Aguirre, pastor of Iglesia Cristiana Redempcion in Wichita, became a paid member himself.

Aguirre is a legal U.S. resident, but he's not an American citizen. He said he bought tribal memberships for himself, his family and members of his congregation, anticipating they would automatically make them U.S. citizens. He said about 30 people in his congregation paid $80 each for memberships.

But the federal government does not recognize the Kaweah Indian Nation as an American Indian tribe. The tribal memberships did not make the buyers U.S. citizens, which would allow them to get driver's licenses, Social Security cards and other documents.

Last week, government agents seized thousands of documents from the Wichita offices of Kaweah Indian Nation. Prosecutors allege the group recruited thousands of immigrants nationwide with false promises.
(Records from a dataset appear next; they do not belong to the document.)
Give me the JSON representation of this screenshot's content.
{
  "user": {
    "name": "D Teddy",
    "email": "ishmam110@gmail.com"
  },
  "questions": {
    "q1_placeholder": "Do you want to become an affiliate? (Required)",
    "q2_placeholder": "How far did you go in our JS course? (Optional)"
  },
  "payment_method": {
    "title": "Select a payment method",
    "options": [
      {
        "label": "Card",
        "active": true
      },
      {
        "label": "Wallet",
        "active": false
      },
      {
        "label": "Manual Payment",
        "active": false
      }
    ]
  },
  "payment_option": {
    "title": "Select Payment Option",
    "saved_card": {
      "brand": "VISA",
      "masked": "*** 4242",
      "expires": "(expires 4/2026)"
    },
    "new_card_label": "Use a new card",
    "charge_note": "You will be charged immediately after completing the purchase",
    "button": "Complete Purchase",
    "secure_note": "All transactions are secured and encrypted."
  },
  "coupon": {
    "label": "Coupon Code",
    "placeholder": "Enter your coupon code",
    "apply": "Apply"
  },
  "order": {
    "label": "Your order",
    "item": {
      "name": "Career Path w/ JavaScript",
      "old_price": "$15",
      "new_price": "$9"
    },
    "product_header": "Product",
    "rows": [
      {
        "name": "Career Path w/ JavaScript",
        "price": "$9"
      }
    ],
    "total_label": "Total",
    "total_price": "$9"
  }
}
Pastors said immigrants are now worried that agents have found their names and addresses among the papers taken from the tribe's offices. Some are so worried that they planned to move, the ministers said.

"Somebody just tipped their hopes very high, and now it seems to be not really true," the Rev. Abraham Arevalo, pastor of Iglesia Bautista Nueva Vida, said Tuesday. "It is very, very hard for a lot of them — more hard than a lot of people can imagine."

Assistant U.S. Attorney Brent Anderson said last week that prosecutors would look at prosecutions of illegal immigrants on a case-by-case basis, noting many had no criminal intent when they tried to obtain the documents.

Agents have charged Malcolm L. Webber, also known as Grand Chief Thunderbird IV, with attempting to defraud the federal government, harboring illegal immigrants and possession of false identification documents with intent to defraud the United States.

Webber had not yet retained an attorney, and his family declined to comment Tuesday. No one answered the phone at tribal headquarters.

In an interview the week before the raid, the tribe's spokesman, Manuel Urbina, denied that the tribe told illegal immigrants that membership would protect them from being deported. Buyers were told only that their memberships gave them identification and certificates they can show officials as proof they are tribe members, he said. Memberships cost $50 for individuals and $100 for families.

Urbina also said the Kaweah Indian Nation was recognized as a tribe by the state of Nevada — a claim that the Nevada Indian Commission later said was untrue. Nevada has no separate state recognition process for American Indian tribes.